Revolver360 is, at a glance, complete and absolute absurdity. Picture a bullet hell shooter drenched in futuristic neon blue which fully rotates at the press of a button, existing in three dimensions as you fly sideways through waves of enemies while trying to keep up with the madness on-screen.
The number of systems and mechanics at work at any given time in Revolver is in itself intimidating, which when paired with its genre-typical difficulty level and the added intensity of a third dimension, can feel like borderline excess for the sake of it. But Revolver pulls it all off because underneath the inscrutable exterior there’s a very deep, developed formula at work, all focused around an elaborate shooting and scoring system that is only as invasive as you want it to be.
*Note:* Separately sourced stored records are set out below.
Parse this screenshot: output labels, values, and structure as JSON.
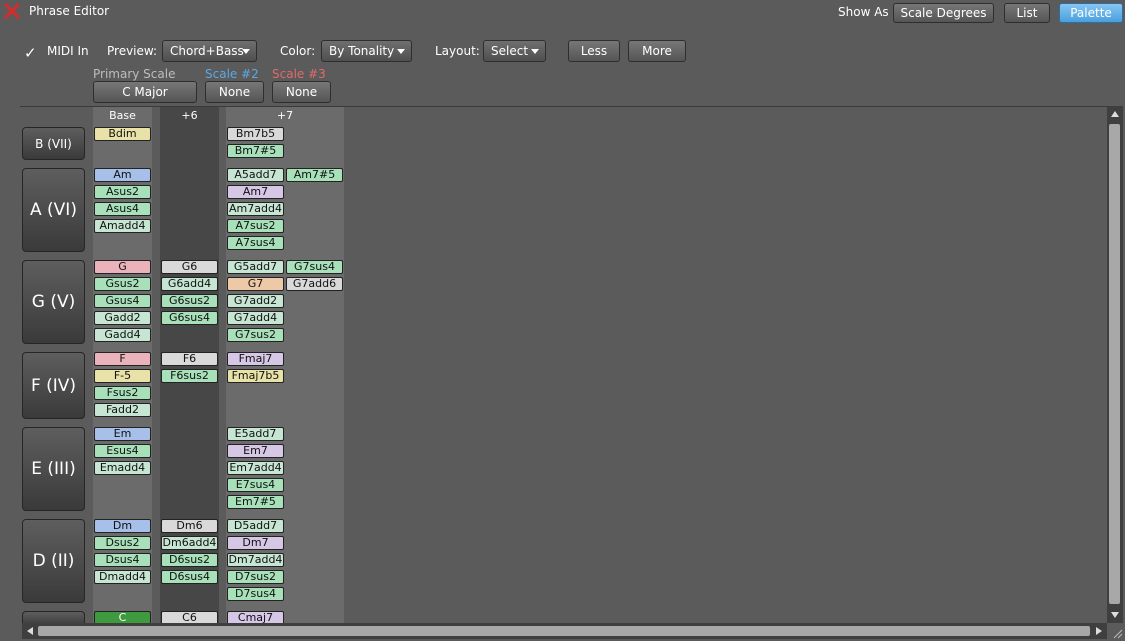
{
  "window": {
    "title": "Phrase Editor"
  },
  "show_as": {
    "label": "Show As",
    "buttons": [
      {
        "label": "Scale Degrees",
        "active": false
      },
      {
        "label": "List",
        "active": false
      },
      {
        "label": "Palette",
        "active": true
      }
    ]
  },
  "toolbar": {
    "midi_label": "MIDI In",
    "midi_checked": true,
    "check_glyph": "✓",
    "preview_label": "Preview:",
    "preview_value": "Chord+Bass",
    "color_label": "Color:",
    "color_value": "By Tonality",
    "layout_label": "Layout:",
    "layout_value": "Select",
    "less_label": "Less",
    "more_label": "More"
  },
  "scales": {
    "primary_label": "Primary Scale",
    "primary_value": "C Major",
    "scale2_label": "Scale #2",
    "scale2_value": "None",
    "scale3_label": "Scale #3",
    "scale3_value": "None"
  },
  "columns": [
    {
      "label": "Base"
    },
    {
      "label": "+6"
    },
    {
      "label": "+7"
    }
  ],
  "rows": [
    {
      "label": "B (VII)",
      "base": [
        {
          "name": "Bdim",
          "color": "#e8e2a8"
        }
      ],
      "six": [],
      "seven": [
        [
          {
            "name": "Bm7b5",
            "color": "#d9d9d9"
          }
        ],
        [
          {
            "name": "Bm7#5",
            "color": "#a7e0b9"
          }
        ]
      ]
    },
    {
      "label": "A (VI)",
      "base": [
        {
          "name": "Am",
          "color": "#a7c0ea"
        },
        {
          "name": "Asus2",
          "color": "#a7e0b9"
        },
        {
          "name": "Asus4",
          "color": "#a7e0b9"
        },
        {
          "name": "Amadd4",
          "color": "#c7e5d3"
        }
      ],
      "six": [],
      "seven": [
        [
          {
            "name": "A5add7",
            "color": "#c7e5d3"
          },
          {
            "name": "Am7#5",
            "color": "#a7e0b9"
          }
        ],
        [
          {
            "name": "Am7",
            "color": "#d6c7e6"
          }
        ],
        [
          {
            "name": "Am7add4",
            "color": "#c7e5d3"
          }
        ],
        [
          {
            "name": "A7sus2",
            "color": "#a7e0b9"
          }
        ],
        [
          {
            "name": "A7sus4",
            "color": "#a7e0b9"
          }
        ]
      ]
    },
    {
      "label": "G (V)",
      "base": [
        {
          "name": "G",
          "color": "#eab3bb"
        },
        {
          "name": "Gsus2",
          "color": "#a7e0b9"
        },
        {
          "name": "Gsus4",
          "color": "#a7e0b9"
        },
        {
          "name": "Gadd2",
          "color": "#c7e5d3"
        },
        {
          "name": "Gadd4",
          "color": "#c7e5d3"
        }
      ],
      "six": [
        {
          "name": "G6",
          "color": "#d9d9d9"
        },
        {
          "name": "G6add4",
          "color": "#c7e5d3"
        },
        {
          "name": "G6sus2",
          "color": "#a7e0b9"
        },
        {
          "name": "G6sus4",
          "color": "#a7e0b9"
        }
      ],
      "seven": [
        [
          {
            "name": "G5add7",
            "color": "#c7e5d3"
          },
          {
            "name": "G7sus4",
            "color": "#a7e0b9"
          }
        ],
        [
          {
            "name": "G7",
            "color": "#eec9a8"
          },
          {
            "name": "G7add6",
            "color": "#d9d9d9"
          }
        ],
        [
          {
            "name": "G7add2",
            "color": "#c7e5d3"
          }
        ],
        [
          {
            "name": "G7add4",
            "color": "#c7e5d3"
          }
        ],
        [
          {
            "name": "G7sus2",
            "color": "#a7e0b9"
          }
        ]
      ]
    },
    {
      "label": "F (IV)",
      "base": [
        {
          "name": "F",
          "color": "#eab3bb"
        },
        {
          "name": "F-5",
          "color": "#e8e2a8"
        },
        {
          "name": "Fsus2",
          "color": "#a7e0b9"
        },
        {
          "name": "Fadd2",
          "color": "#c7e5d3"
        }
      ],
      "six": [
        {
          "name": "F6",
          "color": "#d9d9d9"
        },
        {
          "name": "F6sus2",
          "color": "#a7e0b9"
        }
      ],
      "seven": [
        [
          {
            "name": "Fmaj7",
            "color": "#d6c7e6"
          }
        ],
        [
          {
            "name": "Fmaj7b5",
            "color": "#e8e2a8"
          }
        ]
      ]
    },
    {
      "label": "E (III)",
      "base": [
        {
          "name": "Em",
          "color": "#a7c0ea"
        },
        {
          "name": "Esus4",
          "color": "#a7e0b9"
        },
        {
          "name": "Emadd4",
          "color": "#c7e5d3"
        }
      ],
      "six": [],
      "seven": [
        [
          {
            "name": "E5add7",
            "color": "#c7e5d3"
          }
        ],
        [
          {
            "name": "Em7",
            "color": "#d6c7e6"
          }
        ],
        [
          {
            "name": "Em7add4",
            "color": "#c7e5d3"
          }
        ],
        [
          {
            "name": "E7sus4",
            "color": "#a7e0b9"
          }
        ],
        [
          {
            "name": "Em7#5",
            "color": "#a7e0b9"
          }
        ]
      ]
    },
    {
      "label": "D (II)",
      "base": [
        {
          "name": "Dm",
          "color": "#a7c0ea"
        },
        {
          "name": "Dsus2",
          "color": "#a7e0b9"
        },
        {
          "name": "Dsus4",
          "color": "#a7e0b9"
        },
        {
          "name": "Dmadd4",
          "color": "#c7e5d3"
        }
      ],
      "six": [
        {
          "name": "Dm6",
          "color": "#d9d9d9"
        },
        {
          "name": "Dm6add4",
          "color": "#c7e5d3"
        },
        {
          "name": "D6sus2",
          "color": "#a7e0b9"
        },
        {
          "name": "D6sus4",
          "color": "#a7e0b9"
        }
      ],
      "seven": [
        [
          {
            "name": "D5add7",
            "color": "#c7e5d3"
          }
        ],
        [
          {
            "name": "Dm7",
            "color": "#d6c7e6"
          }
        ],
        [
          {
            "name": "Dm7add4",
            "color": "#c7e5d3"
          }
        ],
        [
          {
            "name": "D7sus2",
            "color": "#a7e0b9"
          }
        ],
        [
          {
            "name": "D7sus4",
            "color": "#a7e0b9"
          }
        ]
      ]
    },
    {
      "label": "",
      "base": [
        {
          "name": "C",
          "color": "#3f9a3f"
        }
      ],
      "six": [
        {
          "name": "C6",
          "color": "#d9d9d9"
        }
      ],
      "seven": [
        [
          {
            "name": "Cmaj7",
            "color": "#d6c7e6"
          }
        ]
      ]
    }
  ],
  "colors": {
    "accent": "#5aa9e6",
    "scale2": "#5aa9e6",
    "scale3": "#e06a6a",
    "primary_scale_label": "#bdbdbd",
    "close": "#d22d2d"
  },
  "icons": {
    "close": "close-x-icon",
    "dropdown": "chevron-down-icon",
    "check": "check-icon"
  }
}
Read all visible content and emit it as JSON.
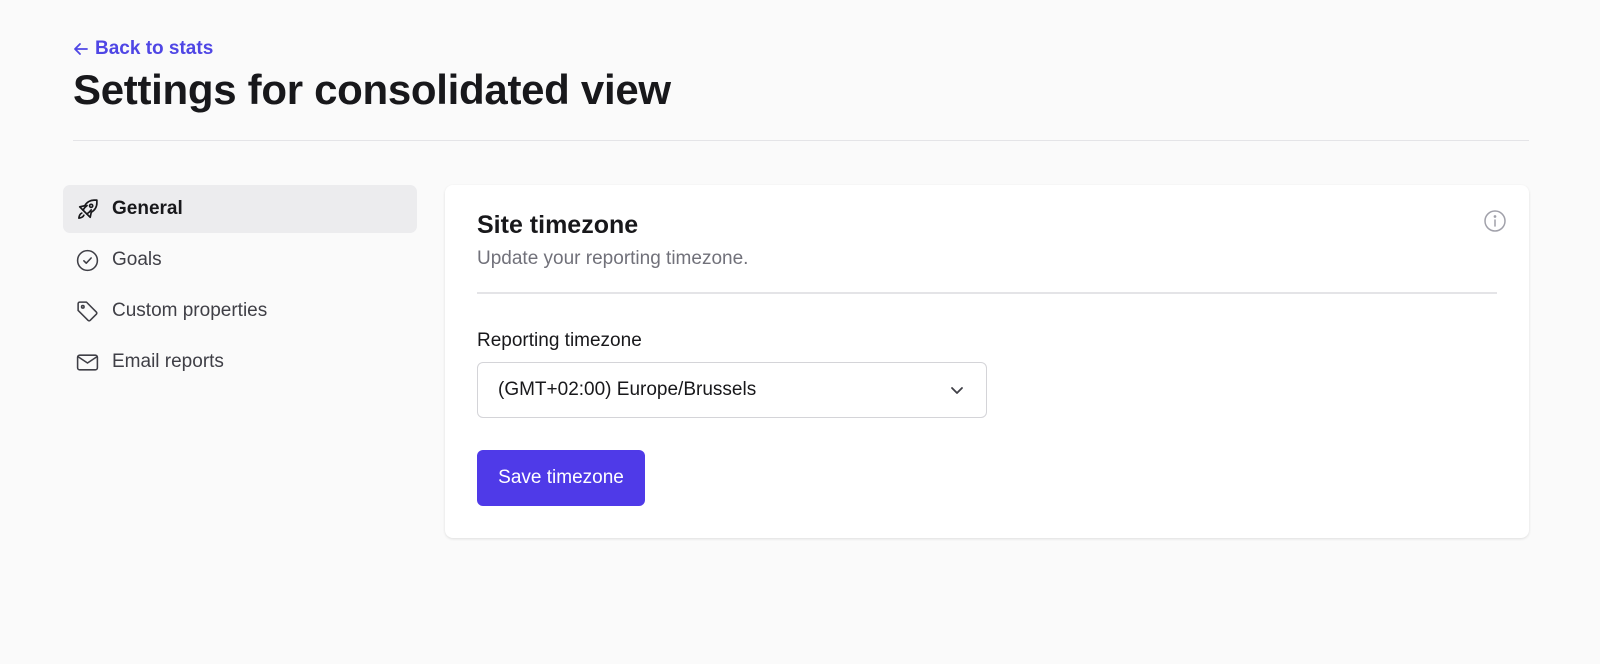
{
  "header": {
    "back_link": "Back to stats",
    "title": "Settings for consolidated view"
  },
  "sidebar": {
    "items": [
      {
        "label": "General",
        "icon": "rocket-icon",
        "active": true
      },
      {
        "label": "Goals",
        "icon": "check-circle-icon",
        "active": false
      },
      {
        "label": "Custom properties",
        "icon": "tag-icon",
        "active": false
      },
      {
        "label": "Email reports",
        "icon": "envelope-icon",
        "active": false
      }
    ]
  },
  "main": {
    "card": {
      "title": "Site timezone",
      "subtitle": "Update your reporting timezone.",
      "info_icon": "info-icon",
      "field_label": "Reporting timezone",
      "selected_timezone": "(GMT+02:00) Europe/Brussels",
      "save_label": "Save timezone"
    }
  },
  "colors": {
    "accent": "#4f46e5",
    "button": "#4f3ae8",
    "background": "#fafafa",
    "active_nav": "#ececee"
  }
}
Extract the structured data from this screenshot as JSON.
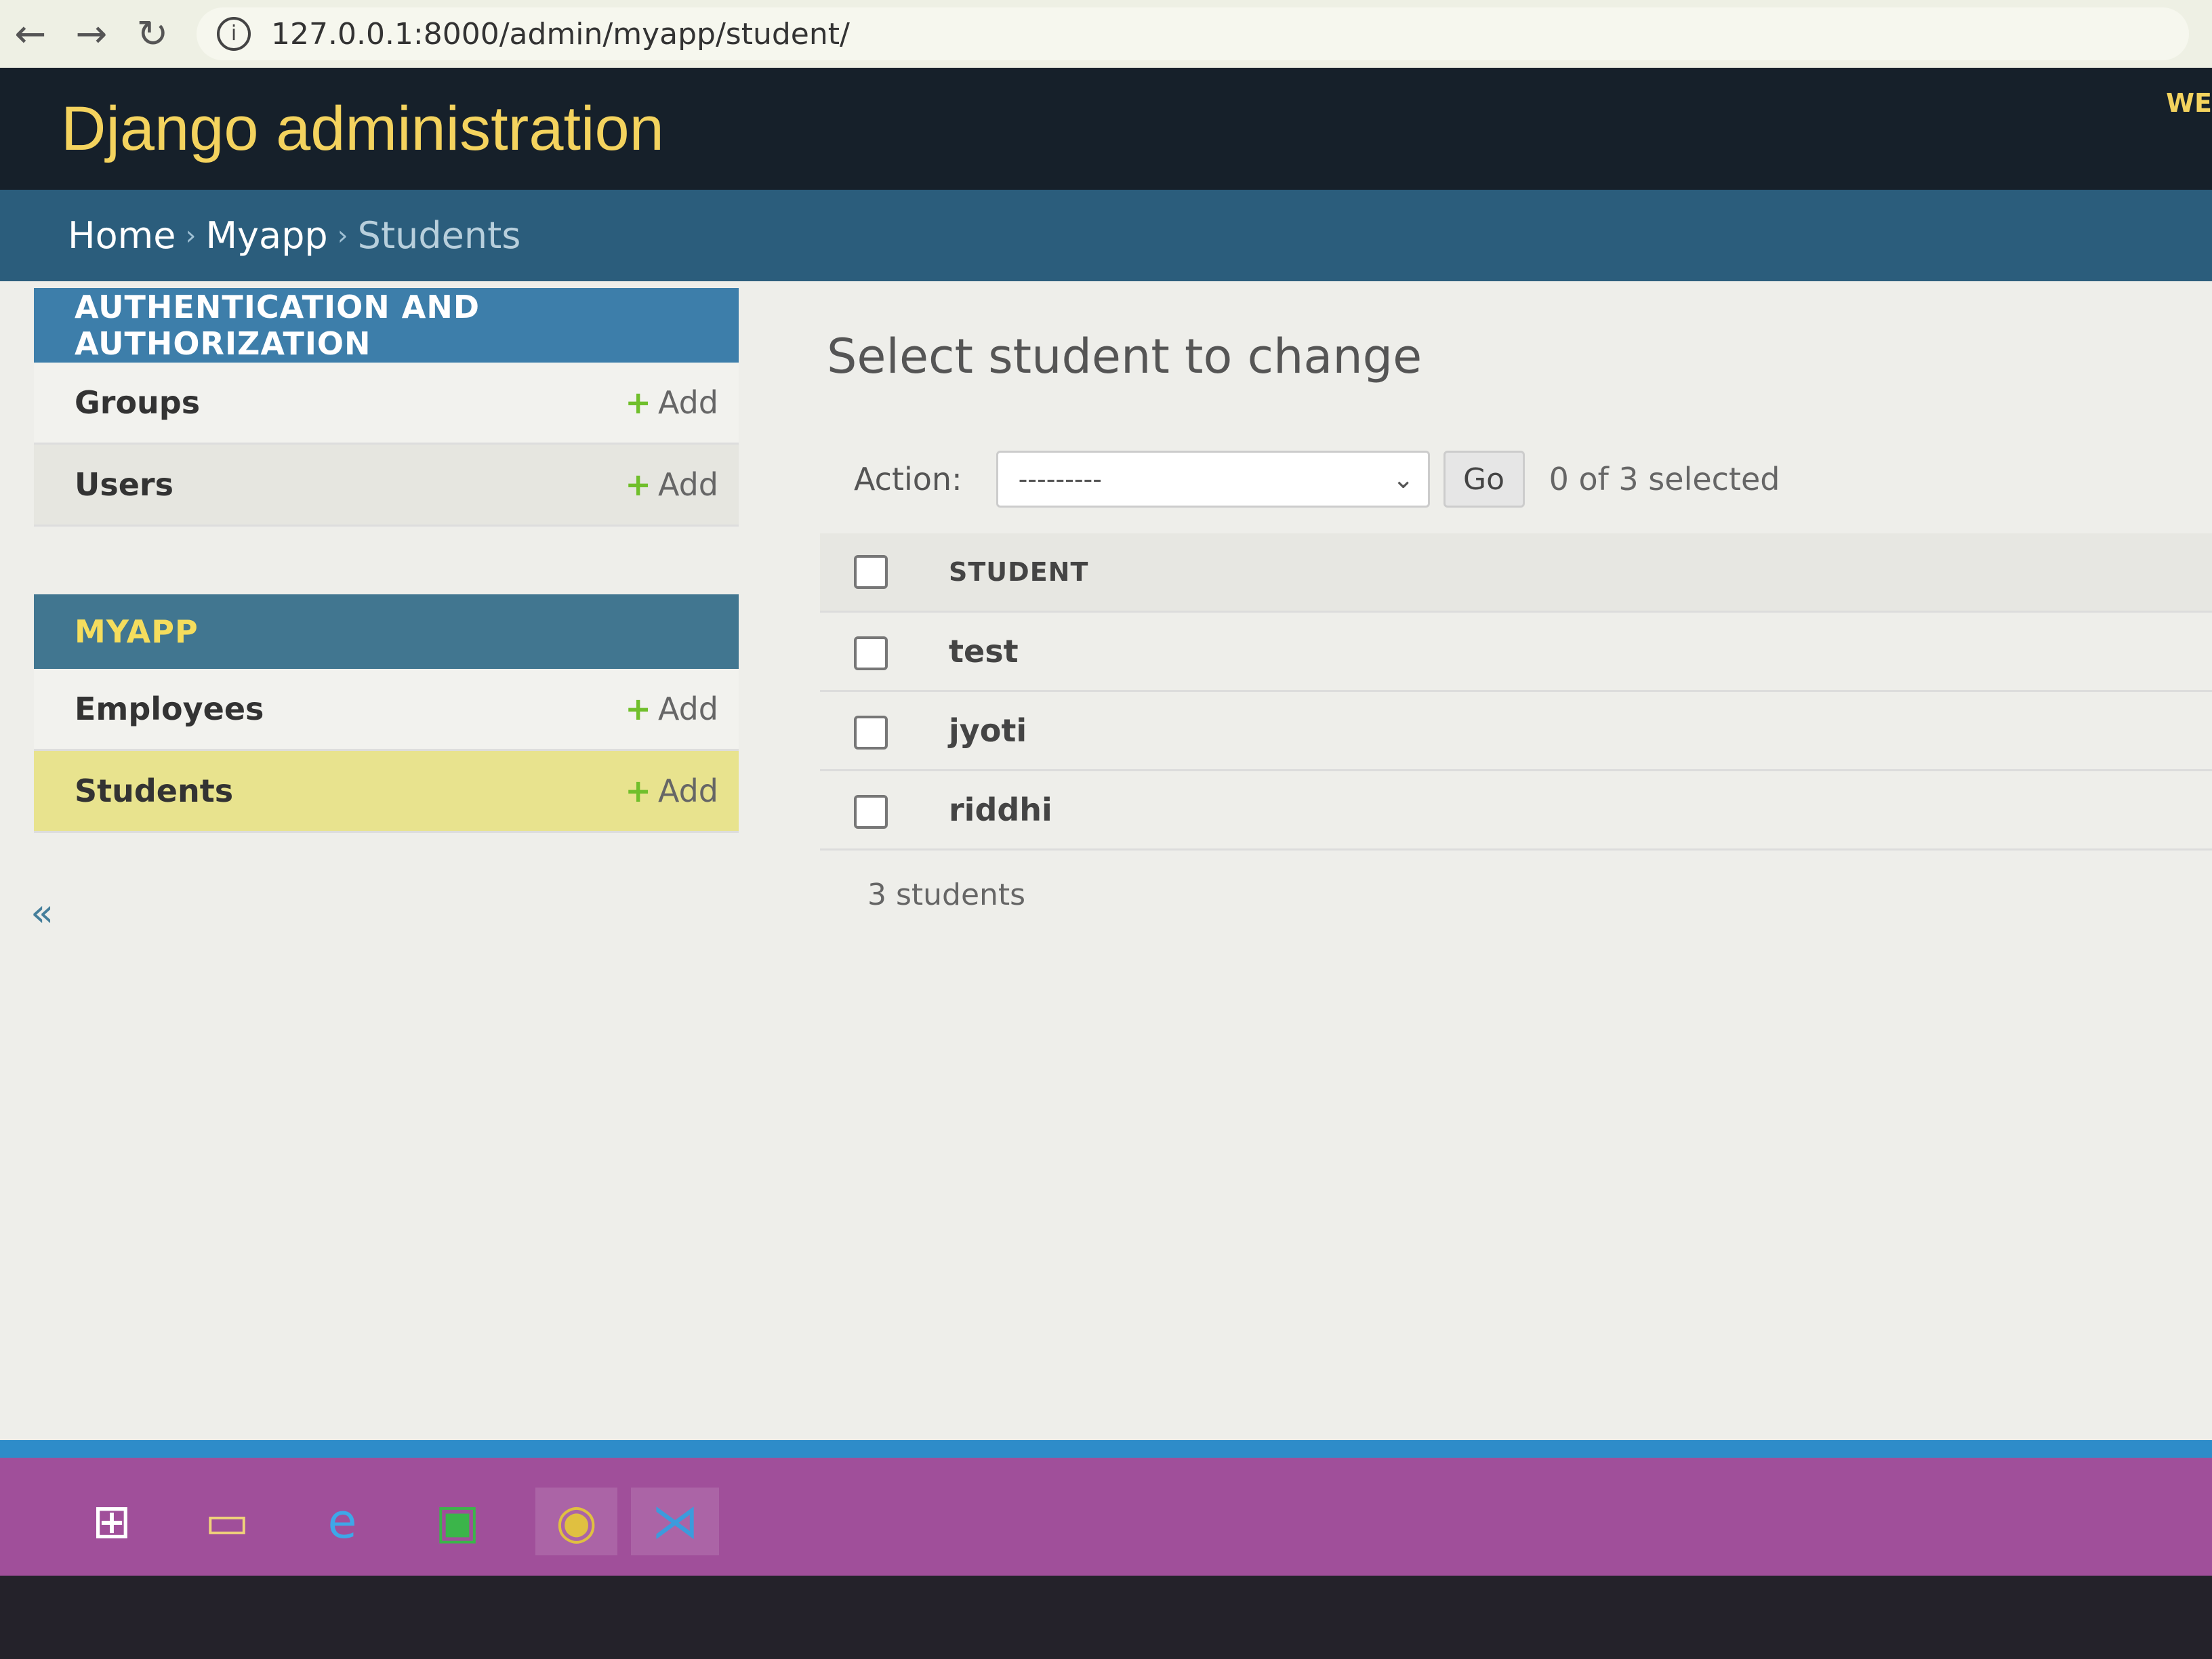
{
  "browser": {
    "url": "127.0.0.1:8000/admin/myapp/student/"
  },
  "header": {
    "brand": "Django administration",
    "user_tools": "WE"
  },
  "breadcrumbs": {
    "home": "Home",
    "app": "Myapp",
    "current": "Students",
    "separator": "›"
  },
  "sidebar": {
    "modules": [
      {
        "caption": "AUTHENTICATION AND AUTHORIZATION",
        "rows": [
          {
            "label": "Groups",
            "add": "Add"
          },
          {
            "label": "Users",
            "add": "Add"
          }
        ]
      },
      {
        "caption": "MYAPP",
        "rows": [
          {
            "label": "Employees",
            "add": "Add"
          },
          {
            "label": "Students",
            "add": "Add"
          }
        ]
      }
    ],
    "collapse": "«"
  },
  "content": {
    "title": "Select student to change",
    "action_label": "Action:",
    "action_selected": "---------",
    "go_label": "Go",
    "counter": "0 of 3 selected",
    "column_header": "STUDENT",
    "rows": [
      "test",
      "jyoti",
      "riddhi"
    ],
    "paginator": "3 students"
  },
  "colors": {
    "header_bg": "#16202a",
    "brand": "#f4d35e",
    "breadcrumbs_bg": "#2b5d7c",
    "module_caption": "#3d7eaa",
    "current_row": "#e8e38e",
    "add_plus": "#70bf2b"
  },
  "icons": [
    "back-icon",
    "forward-icon",
    "reload-icon",
    "info-icon",
    "plus-icon",
    "chevron-down-icon",
    "windows-start-icon",
    "file-explorer-icon",
    "internet-explorer-icon",
    "store-icon",
    "chrome-icon",
    "vscode-icon"
  ]
}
Different types of shots affect different enemies, various meters are raised by particular stimuli, and multiple paths through levels create even more room for experimentation. Revolver fully commits itself to being as complex and unique as possible within the capabilities of its systems, and while this means it’s likely the least accessible shoot’em’up I’ve played in a very long time, its desire to nurture and expand the boundaries of advanced play feels like a justified trade-off
Revolver expresses this best in its challenge mode, which features 50 quick, extremely focused missions which give you a specific task to complete in a short period of time. To me these felt less like fun bonuses to the main game, but rather a comprehensive tutorial detailing the minutia of Revolver’s intricate mechanics and how best to use them. This is accomplished through the challenges themselves, and also the contextual hint system which drip feeds you information in a way that is much easier to parse given you can immediately apply it to an appropriate situation.
Returning to Revolver’s main stages after completing a number of these, I was surprised just how much more I understood about the game I had already beaten once, and how significantly more capable that had made me where simply reading a manual and playing the game had not. I also began to appreciate all the little things I hadn’t even noticed before, like the finer points of the scoring system or how to best utilize the rotation feature to line up enemies, which further solidified in me the idea that Revolver had fully thought through each of its mechanics and the interplay that develops between them. The more I was able to understand the more I enjoyed playing, and it made me wish that other games would be as thorough in their initiations.
But even if you aren’t interested in getting deep into Revolver’s metagame it’s still a fascinating beast of a bullet hell shooter to play around with. Rotating your ship is an ingenious hook that somehow never manages to feel clumsy or obscure important information (an even more impressive task when put up against Revolver’s brainmelting cyberpunk visual style).
Revolver360 is a sort of “cool” that didn’t need explaining; a “cool” which leaked out of the screen like a kettle getting ready to blow its top and told me that I better get ready. And then the game started and all pretenses of restraint evaporated as Revolver boldly declared that it wasn’t going to settle for being just enough shoot’em’up and neither should you.